[Component data from apps and pages]
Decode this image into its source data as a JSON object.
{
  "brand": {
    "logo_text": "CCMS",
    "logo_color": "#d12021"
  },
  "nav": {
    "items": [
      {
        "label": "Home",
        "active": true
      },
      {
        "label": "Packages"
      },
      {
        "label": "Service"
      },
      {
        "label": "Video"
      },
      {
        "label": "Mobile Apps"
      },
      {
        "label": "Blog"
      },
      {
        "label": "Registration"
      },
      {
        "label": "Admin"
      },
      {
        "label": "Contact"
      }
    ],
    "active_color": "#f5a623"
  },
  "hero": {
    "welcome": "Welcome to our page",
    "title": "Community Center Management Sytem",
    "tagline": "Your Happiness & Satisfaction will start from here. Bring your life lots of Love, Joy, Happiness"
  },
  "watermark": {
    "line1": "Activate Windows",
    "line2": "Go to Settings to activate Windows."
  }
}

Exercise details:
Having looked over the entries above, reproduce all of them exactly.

Answer space:
Decode this image into its source data as a JSON object.
{
  "brand": {
    "logo_text": "CCMS",
    "logo_color": "#d12021"
  },
  "nav": {
    "items": [
      {
        "label": "Home",
        "active": true
      },
      {
        "label": "Packages"
      },
      {
        "label": "Service"
      },
      {
        "label": "Video"
      },
      {
        "label": "Mobile Apps"
      },
      {
        "label": "Blog"
      },
      {
        "label": "Registration"
      },
      {
        "label": "Admin"
      },
      {
        "label": "Contact"
      }
    ],
    "active_color": "#f5a623"
  },
  "hero": {
    "welcome": "Welcome to our page",
    "title": "Community Center Management Sytem",
    "tagline": "Your Happiness & Satisfaction will start from here. Bring your life lots of Love, Joy, Happiness"
  },
  "watermark": {
    "line1": "Activate Windows",
    "line2": "Go to Settings to activate Windows."
  }
}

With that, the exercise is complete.